## [Goal of the exercise]
Your task is to find every line of the data that holds the string "title" and copy it.

________________________________________

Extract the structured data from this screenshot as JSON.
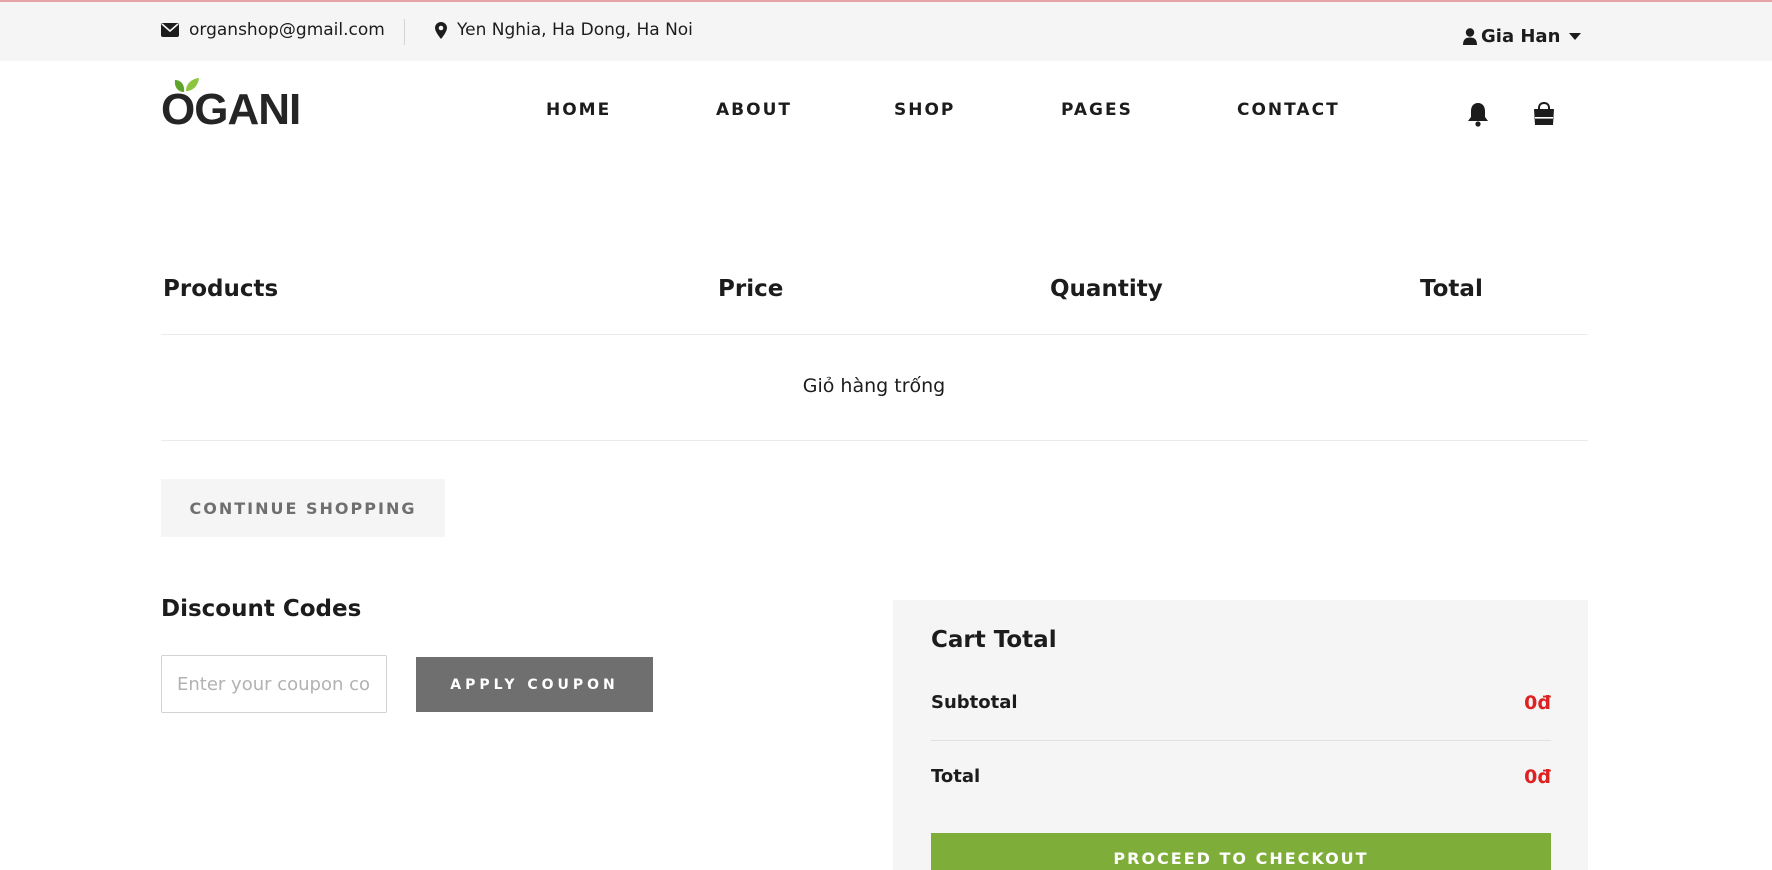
{
  "topbar": {
    "email": "organshop@gmail.com",
    "address": "Yen Nghia, Ha Dong, Ha Noi",
    "user_name": "Gia Han",
    "icons": [
      "envelope-icon",
      "map-marker-icon",
      "user-icon",
      "caret-down-icon"
    ]
  },
  "header": {
    "logo_text": "OGANI",
    "nav": [
      "HOME",
      "ABOUT",
      "SHOP",
      "PAGES",
      "CONTACT"
    ],
    "icons": [
      "bell-icon",
      "shopping-bag-icon"
    ]
  },
  "cart": {
    "columns": [
      "Products",
      "Price",
      "Quantity",
      "Total"
    ],
    "empty_message": "Giỏ hàng trống",
    "continue_label": "CONTINUE SHOPPING"
  },
  "discount": {
    "title": "Discount Codes",
    "placeholder": "Enter your coupon code",
    "apply_label": "APPLY COUPON"
  },
  "cart_total": {
    "title": "Cart Total",
    "subtotal_label": "Subtotal",
    "subtotal_value": "0đ",
    "total_label": "Total",
    "total_value": "0đ",
    "checkout_label": "PROCEED TO CHECKOUT"
  },
  "colors": {
    "accent_green": "#7fad39",
    "price_red": "#dd2222",
    "gray_button": "#6f6f6f",
    "panel_bg": "#f5f5f5"
  }
}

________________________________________

## [Response box]
    "title": "Discount Codes",
    "title": "Cart Total",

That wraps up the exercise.